Thalassemic patients have ineffective erythropoiesis. In recent treatment protocols, there are little data on folic acid supplementation for patients with thalassemia because it is supposed that regular blood transfusions prevent bone marrow hyperfunctioning.Objective:
Investigators aimed to assess serum folic acid and homocysteine (Hcy) in thalassemia major patients before and after folic acid supplement cessation.Patients and Methods:
This study was a before-after controlled clinical trial conducted in 17th Shahrivar Hospital, Rasht, North of Iran, during May to October 2016. The patients enrolled in this study had thalassemia major on regular blood transfusion and older than 2 years of age. They had at least a 6-month history of folic acid supplement consumption before enrollment in the study (1 mg/daily). Complete blood count, serum folic acid, and serum Hcy were measured before discontinuation of folic acid supplement. Then, patients did not receive folic acid for a month and after 1 month of folic acid cessation, the measurements were repeated. All data were entered in SPSS version 20.0 and analyzed.Results:
Among the 40 patients in this study, 25 (62.5%) were female. The mean age of the participants was 21.39±11.17 years old. The mean of body mass index was 21.38±3.32 kg/m2. Most of the participants had used folic acid supplement >5 years (29, 72.5%). The serum Hcy level was significantly increased (5.24±2.35 vs. 5.93±2.56; P=0.008) and serum folic acid level was decreased significantly (14.74±4.20 vs. 8.80±4.16; P<0.0001) from baseline.Conclusions:

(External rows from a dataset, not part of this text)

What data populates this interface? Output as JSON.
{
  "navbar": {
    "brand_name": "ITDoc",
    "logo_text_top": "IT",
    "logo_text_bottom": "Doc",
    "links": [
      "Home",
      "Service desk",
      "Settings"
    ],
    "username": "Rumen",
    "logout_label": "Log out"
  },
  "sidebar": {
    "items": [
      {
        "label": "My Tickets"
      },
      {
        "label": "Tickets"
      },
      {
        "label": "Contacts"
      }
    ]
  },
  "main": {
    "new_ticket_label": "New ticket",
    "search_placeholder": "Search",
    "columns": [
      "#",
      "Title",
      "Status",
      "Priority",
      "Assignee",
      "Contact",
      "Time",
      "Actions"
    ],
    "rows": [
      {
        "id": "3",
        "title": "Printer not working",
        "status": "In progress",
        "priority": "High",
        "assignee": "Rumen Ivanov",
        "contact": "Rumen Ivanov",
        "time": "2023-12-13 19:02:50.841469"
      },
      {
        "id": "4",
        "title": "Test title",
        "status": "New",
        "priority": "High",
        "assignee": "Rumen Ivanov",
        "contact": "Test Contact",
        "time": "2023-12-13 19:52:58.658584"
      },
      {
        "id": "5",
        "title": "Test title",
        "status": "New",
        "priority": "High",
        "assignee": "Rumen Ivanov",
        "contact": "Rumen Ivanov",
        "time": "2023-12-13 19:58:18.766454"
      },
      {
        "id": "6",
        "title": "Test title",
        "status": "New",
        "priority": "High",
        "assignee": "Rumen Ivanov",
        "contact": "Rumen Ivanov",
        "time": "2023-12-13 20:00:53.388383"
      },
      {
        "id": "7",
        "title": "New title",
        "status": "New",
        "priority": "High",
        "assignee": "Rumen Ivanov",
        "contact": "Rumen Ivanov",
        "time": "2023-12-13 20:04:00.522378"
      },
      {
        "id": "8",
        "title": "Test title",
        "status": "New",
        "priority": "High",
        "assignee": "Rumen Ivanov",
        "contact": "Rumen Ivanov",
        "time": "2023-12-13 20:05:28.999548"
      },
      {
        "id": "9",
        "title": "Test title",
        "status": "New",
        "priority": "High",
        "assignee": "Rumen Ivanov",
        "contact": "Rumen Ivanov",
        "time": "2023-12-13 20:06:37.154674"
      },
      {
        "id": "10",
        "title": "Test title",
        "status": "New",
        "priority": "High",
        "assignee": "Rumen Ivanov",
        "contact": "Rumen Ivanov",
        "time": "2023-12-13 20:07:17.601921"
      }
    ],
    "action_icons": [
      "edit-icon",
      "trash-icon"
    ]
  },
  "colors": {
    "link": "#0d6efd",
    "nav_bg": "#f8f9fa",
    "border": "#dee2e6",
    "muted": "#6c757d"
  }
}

Cessation of folic acid supplementations in beta thalassemia major patients can lead to a significant decrease in serum folic acid and increase in Hcy levels. According to our findings and efficacy of folic acid in patients with beta thalassemia major, it is recommended to use the supplementation in all patients.